Should grade-schoolers and pre-teens have cellphones? If so, what privileges should be allowed? There are no clear-cut answers on when and how to introduce children to new technologies like cellphones (and don’t even get us started on sites like Facebook). But based on the diverse opinions we’ve seen on Circle of Moms, here are three major factors to consider when deciding whether to give your child a cellphone.
1. Is it a Need or a Want?
Of course children want cellphones—they see mobiles everywhere, and they seem like really fun toys. But while a child's desire for a phone is the primary purchase reason for some parents, many others see cellphones as a safety precaution that provides welcome peace of mind.
For example, Alison T.’s 9-year-old son uses his cellphone when he has to walk home alone: “He calls me when he gets off the bus if no-one is there to meet him, and we talk while he is walking home until he gets in the house so I know he is safe.” Similarly, Kareena C. decided a cellphone made sense for her 7-year-old son: “As he is really sensible and we live in a rural area, he was allowed to play down at the park on his own and we wanted him to be able to contact us if he needed to. He calls us every time he wants to call on a friend etc. so we always know where he is.”

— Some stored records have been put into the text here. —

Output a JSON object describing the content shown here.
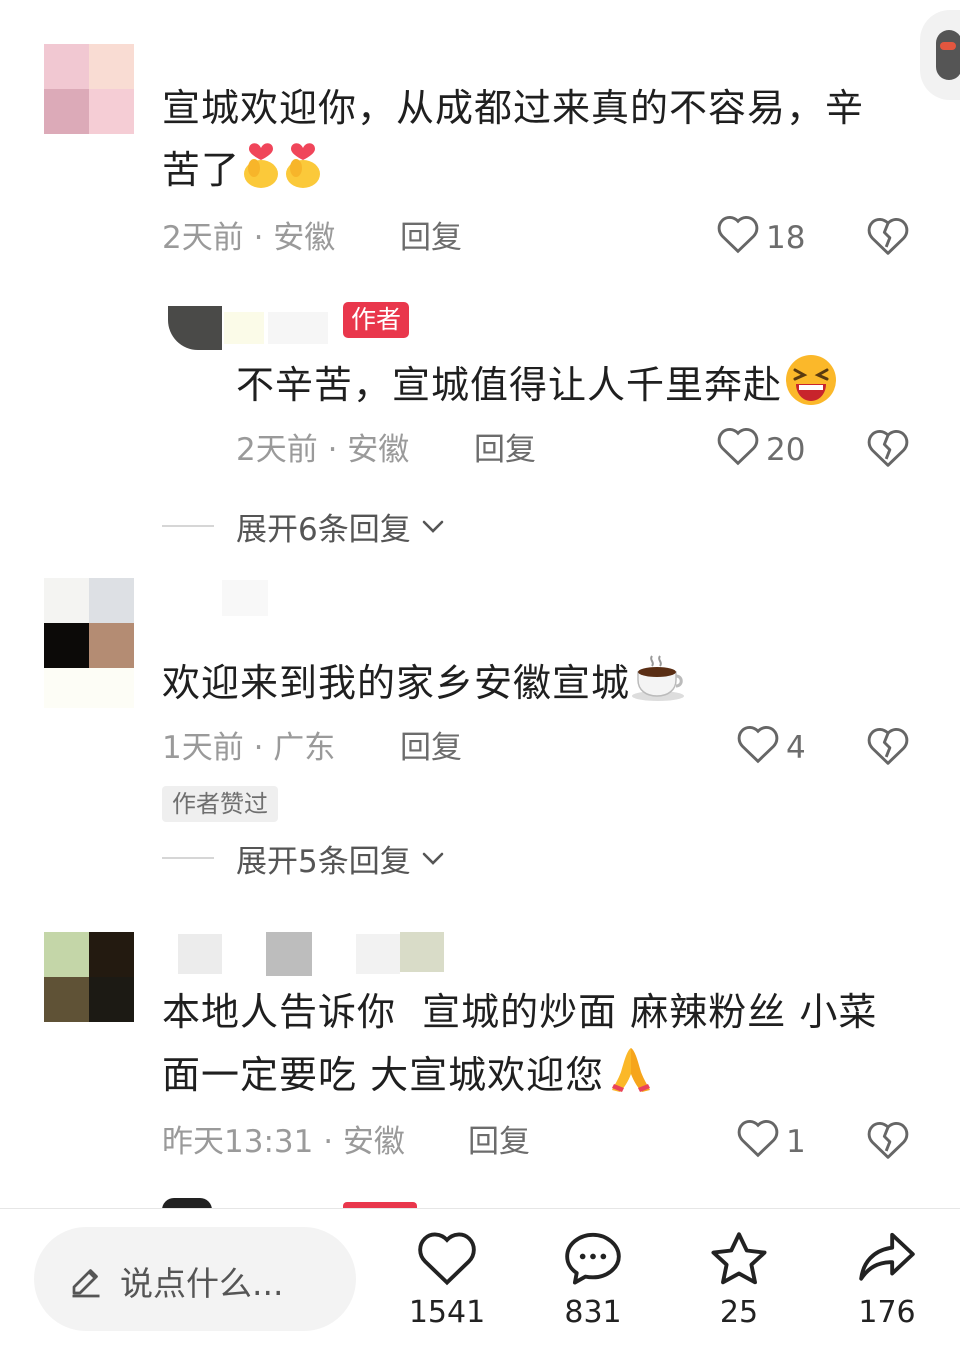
{
  "comments": [
    {
      "text": "宣城欢迎你，从成都过来真的不容易，辛苦了",
      "time": "2天前",
      "location": "安徽",
      "reply_label": "回复",
      "likes": "18",
      "emoji": [
        "finger-heart-emoji",
        "finger-heart-emoji"
      ],
      "author_reply": {
        "badge": "作者",
        "text": "不辛苦，宣城值得让人千里奔赴",
        "emoji": "laughing-face-emoji",
        "time": "2天前",
        "location": "安徽",
        "reply_label": "回复",
        "likes": "20"
      },
      "expand_label": "展开6条回复"
    },
    {
      "text": "欢迎来到我的家乡安徽宣城",
      "emoji": "coffee-cup-emoji",
      "time": "1天前",
      "location": "广东",
      "reply_label": "回复",
      "likes": "4",
      "author_liked_badge": "作者赞过",
      "expand_label": "展开5条回复"
    },
    {
      "text_line1": "本地人告诉你  宣城的炒面 麻辣粉丝 小菜",
      "text_line2": "面一定要吃 大宣城欢迎您",
      "emoji": "folded-hands-emoji",
      "time": "昨天13:31",
      "location": "安徽",
      "reply_label": "回复",
      "likes": "1"
    }
  ],
  "bottom_bar": {
    "input_placeholder": "说点什么...",
    "likes_count": "1541",
    "comments_count": "831",
    "favorites_count": "25",
    "shares_count": "176"
  },
  "colors": {
    "author_badge": "#e9374c",
    "meta_text": "#9a9a9a",
    "primary_text": "#1f1f1f"
  }
}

Other moms make the case that single parents, separated parents, and families with both parents working outside the home all might find it convenient and reassuring for their young child to have a cellphone.
2. Setting Boundaries
Whether your child is 6 or 16, once you decide to purchase her a cellphone, Circle of Moms members recommend establishing boundaries. Decide where the phone can be taken, what numbers can be called, and whether texting, photos and games are allowed. Karen T. is one of many moms who established an emergencies-only policy: “My daughter has one but she is only allowed to use it when she is going to friends and we have restrictions on the numbers she can call on it and we also bought a very basic handset which is just a phone, no text or camera etc...it is really only for her to use in emergencies.” Kristi D. shared a similar policy: “My 8 y.o. son got a phone last year for his birthday. He only gets it when he goes to his dad's house, or we go to theme parks or other crowd-filled areas. He can take pictures with it, but that's it. The phone is locked so he can only call and receive calls from the numbers we've entered in.”
3. Teaching Responsibility
Circle of Moms members like Margarita M. emphasize that a child needs to be taught "the significance of the responsibility that comes with having a cell phone.” Some moms suggest having a child contribute allowance toward the phones fees; others like Kesha E. suggest gradually increasing priviledges as a child proves she is responsible: “Try making it a reward system. If she shows responsibility and you set some boundaries such as the phone can only be used on weekends and as she matures and shows responsibility she can earn more usage. By the time she is 9 or 10 maybe she could earn full usage.”
Ultimately, you may conclude, as Latissa S. did, that your child simply isn't ready: “My 11 year old wants one too. If she was responsible enough I would say yes but my child loses stuff a lot and I am not paying for a new one everytime it’s gone. Each child is different and you know if your child can handle the responsibility.”
At what age will you (or did you) give your child a cellphone? What restrictions, if any, did you place on its use?